"Our hope, and everything we are working toward as diligently and quickly as we possibly can, is to line up that additional financing that we need to bring back all the employees and run the mines at full capacity," he said.
That came at the end of Blackjewel's first week of bankrutptcy, which resulted in closing its mines and sending home about 600 workers. The mines have since partially reopened with the help of a skeleton crew, though no active mining is taking place.
Two weeks after that hearing, on July 19, Blackjewel's attorney Stephen Lerner said the plan had changed since then.
"[It was] never the intention that we would absolutely, positively, be able to re-open. That's not something the debtors can do on their own," he said.
A status report posted today from the company reinforced Lerner's statement.

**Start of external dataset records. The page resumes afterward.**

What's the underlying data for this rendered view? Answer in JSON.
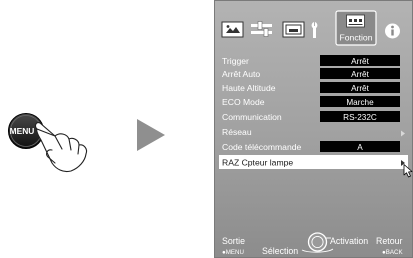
{
  "remote": {
    "button_label": "MENU"
  },
  "menu": {
    "active_tab": "Fonction",
    "rows": [
      {
        "label": "Trigger",
        "value": "Arrêt"
      },
      {
        "label": "Arrêt Auto",
        "value": "Arrêt"
      },
      {
        "label": "Haute Altitude",
        "value": "Arrêt"
      },
      {
        "label": "ECO Mode",
        "value": "Marche"
      },
      {
        "label": "Communication",
        "value": "RS-232C"
      },
      {
        "label": "Réseau",
        "value": ""
      },
      {
        "label": "Code télécommande",
        "value": "A"
      }
    ],
    "selected_row": {
      "label": "RAZ Cpteur lampe"
    },
    "footer": {
      "exit": "Sortie",
      "exit_key": "●MENU",
      "select": "Sélection",
      "activate": "Activation",
      "back": "Retour",
      "back_key": "●BACK"
    }
  }
}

A reorganization plan may no longer include a full capacity reopening of the mines and instead is looking towards a speedy sale of its assets.
"The Debtors' goal is to seek to arrange an expedited sale process intended to maximize the value of their assets for the benefit of the estates and their creditors and, to the greatest extent reasonably possible, to allow more employees to return to work," the filing reads.
Clark Williams-Derry, director of energy finance at Sightline Institute, translated the language.
"It's a game of adjusting everyone's expectations. They're no longer thinking, 'Oh get us more money, and we'll be right back in business, your honor.' They've gone way past that. It's clear they are thinking about job losses, mine closures, and breaking the company apart," he said.
The filing adds eight parties have already taken the first step towards purchasing assets, though it's unclear which ones. No sale terms have been finalized and "various stalking horse bids [are] being negotiated," according to the filing. Williams-Derry said that indicates it's unlikely one buyer would take over all the operations.
Andy Blumenfeld, head of market analytics with Doyle Trading Consultants, said time is of the essence to get sales moving forward.
"The longer these mines sit, the more expensive it will become to restart - if at all. There is some mine-sight degradation that takes place because of weather or minimal maintenance," Blumenfeld said.
He added rail delivery numbers indicate other companies are already picking up the slack in coal supply left by Blackjewel, "making a quick sale that much more important as so much is eroding away."
The company's short-term funding will only last through this Thursday, July 25. The company expects to move forward with a plan for an expedited sale process and secure the additional financing in court to make it happen.